These days all foods seem to be low in something, but which ones should we actually be taking note of? ‘Sugar, rather than fat, is the main substance linked to obesity, as well as diabetes. It can also be addictive, making people want more and more of it; and can be linked to physical poor health problems and also mood and behavioural problems,’ explains Shona. ‘Closely linked to this food group are those foods high in refined carbohydrates – this means white bread, standard ‘white’ pasta and other foods made with white flour. These refined foods have had the nutrients stripped out of them so provide little in terms of nutritional benefit; and they are also low in fibre, so the carbohydrates they contain are quickly broken down into glucose and absorbed into the bloodstream, having a very similar effect to eating sugar.’

So going low-carb may actually be a good thing, however, the same cannot be said for low-fat items. ‘When food companies create low fat food what they normally do is remove the fat and replace it with sweeteners, artificial flavourings and additives to replace the creaminess and flavour you lose from removing the fat,’ says Sharon Morey, nutritionist at Quest Vitamins. ‘This may allow them to claim that it is low fat, which many people prefer to buy, but it does not necessarily make the food healthier.’

Margarine vs. butter

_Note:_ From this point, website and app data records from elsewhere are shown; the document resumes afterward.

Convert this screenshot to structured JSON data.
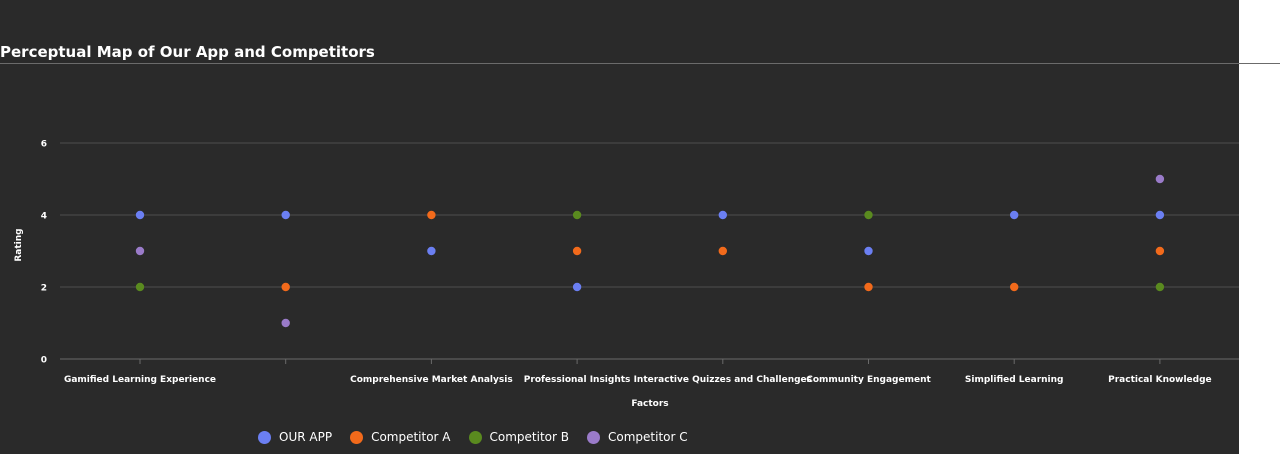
{
  "chart_data": {
    "type": "scatter",
    "title": "Perceptual Map of Our App and Competitors",
    "xlabel": "Factors",
    "ylabel": "Rating",
    "categories": [
      "Gamified Learning Experience",
      "",
      "Comprehensive Market Analysis",
      "Professional Insights",
      "Interactive Quizzes and Challenges",
      "Community Engagement",
      "Simplified Learning",
      "Practical Knowledge"
    ],
    "ylim": [
      0,
      7
    ],
    "yticks": [
      0,
      2,
      4,
      6
    ],
    "grid": true,
    "legend_position": "bottom",
    "series": [
      {
        "name": "OUR APP",
        "color": "#6b7ff2",
        "values": [
          4,
          4,
          3,
          2,
          4,
          3,
          4,
          4
        ]
      },
      {
        "name": "Competitor A",
        "color": "#f26a1b",
        "values": [
          null,
          2,
          4,
          3,
          3,
          2,
          2,
          3
        ]
      },
      {
        "name": "Competitor B",
        "color": "#5a8a1f",
        "values": [
          2,
          null,
          null,
          4,
          null,
          4,
          null,
          2
        ]
      },
      {
        "name": "Competitor C",
        "color": "#9a7bc9",
        "values": [
          3,
          1,
          null,
          null,
          null,
          null,
          null,
          5
        ]
      }
    ]
  }
}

We all like something to spread on our toast, but what is the healthiest option? ‘Hydrogenated vegetable oil is listed in the ingredients of most margarines and also many fast foods, crisps, biscuits and crackers,’ says Marilyn. ‘The process of hydrogenation (which makes a fat more solid and spreadable) changes the essential unsaturated fats contained in the food into trans fatty acids – linked to increased rate of heart attack. For this reason, I recommend using butter in moderation.’

Breakfast vs. brunch

Breakfast is the most important meal of the day, but whether for a social occasion or convenience, sometimes we hold out a little longer and combine the meal with lunch. But is this wise? ‘If you were to go six to nine hours during the day without eating you would be feeling very hungry but if you think about it, this is what you do during the night,’ says Shona. ‘If you don’t have breakfast then this ‘fast’ may continue for several hours longer. Although this rest from food gives your digestion a well-deserved rest, delaying food for so long may lead to overeating when you do decide to eat and cause you to choose sugary foods instead of more balanced options to give you that instant energy hit.’

And it isn’t just the risk of bad food choices. ‘You may also find you play ‘catch up’ with your calories leaving you eating far more than you should late at night, when it is more likely to be stored as fat then used for energy,’ adds Shona. ‘Remember – research shows that people who eat breakfast are more likely to maintain a healthy weight than those that don’t. The brain in particular may perform better with the instant source of energy it gets from food (eating), so if you want to be working at your full potential then eat breakfast!’